### [PROBLEM DESCRIPTION]
If a line in the entries contains the string "title", include that line in your answer.

Data records for software interfaces:
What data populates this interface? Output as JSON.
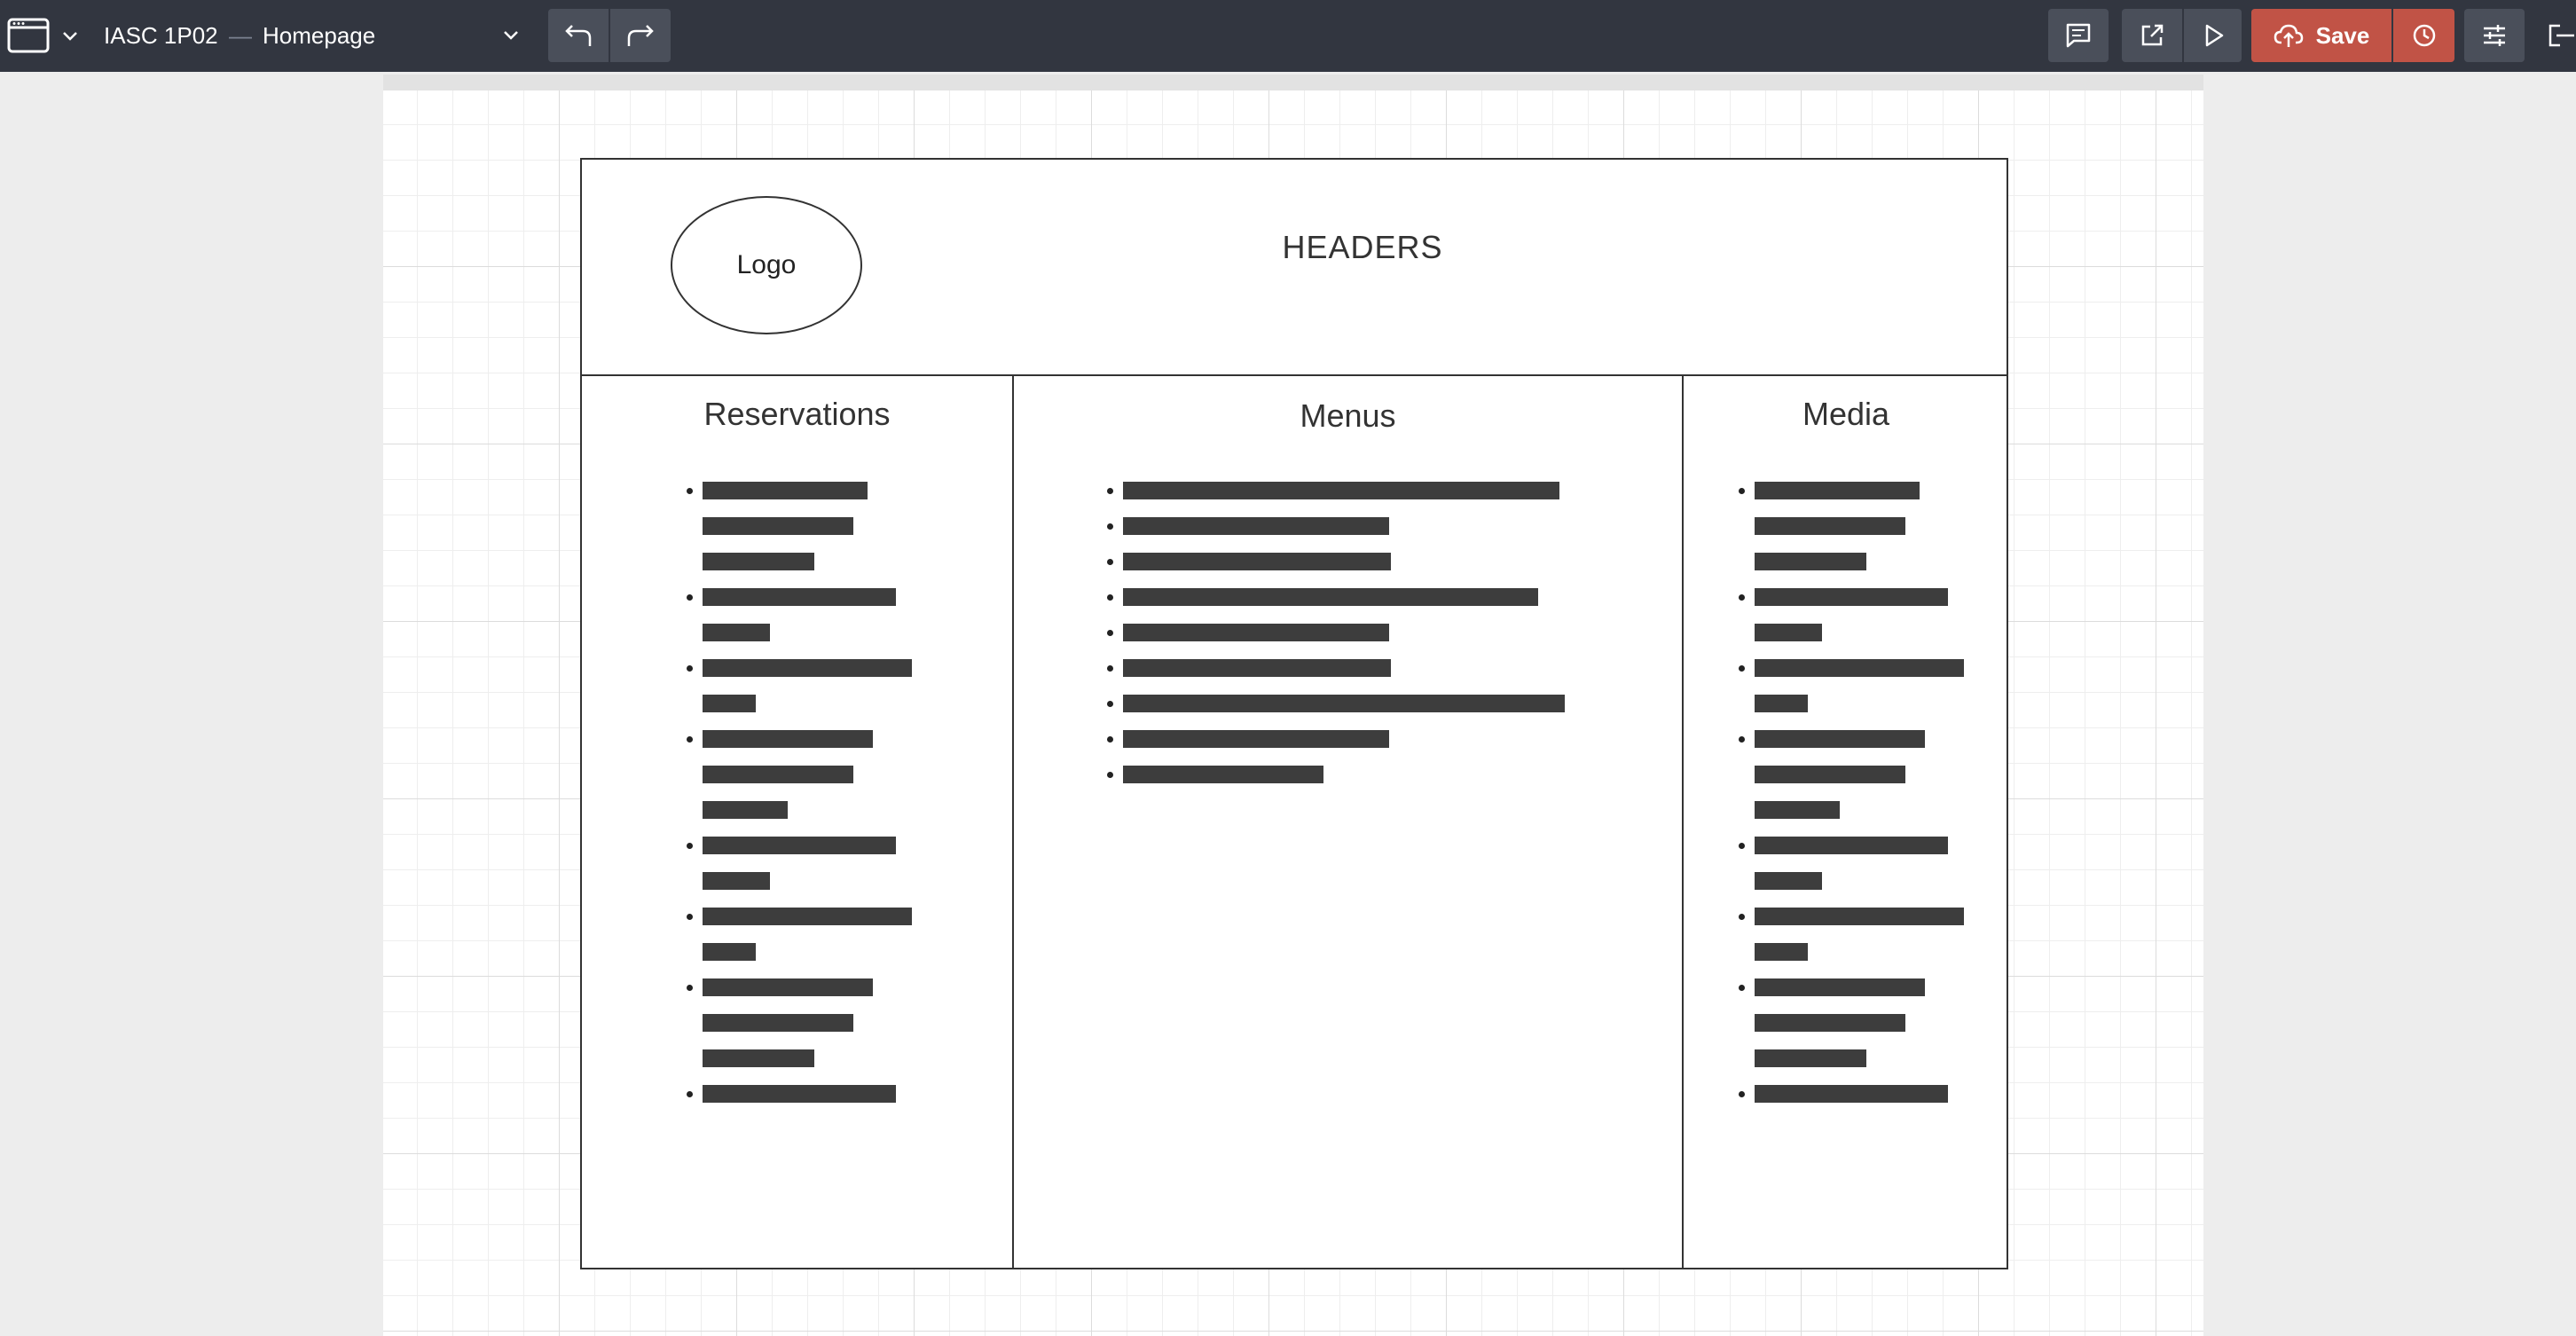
{
  "toolbar": {
    "app_icon": "window-icon",
    "document_name": "IASC 1P02",
    "separator": "—",
    "page_name": "Homepage",
    "save_label": "Save",
    "icons": {
      "undo": "undo-icon",
      "redo": "redo-icon",
      "comments": "comment-icon",
      "open_external": "external-link-icon",
      "preview": "play-icon",
      "save": "cloud-upload-icon",
      "history": "clock-icon",
      "settings": "sliders-icon",
      "exit": "exit-icon"
    },
    "colors": {
      "bar_bg": "#323640",
      "button_bg": "#4a4f5a",
      "save_bg": "#c15346"
    }
  },
  "wireframe": {
    "logo_label": "Logo",
    "header_label": "HEADERS",
    "columns": [
      {
        "title": "Reservations"
      },
      {
        "title": "Menus"
      },
      {
        "title": "Media"
      }
    ]
  }
}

### [SOLUTION]
        "title": "Reservations"
        "title": "Menus"
        "title": "Media"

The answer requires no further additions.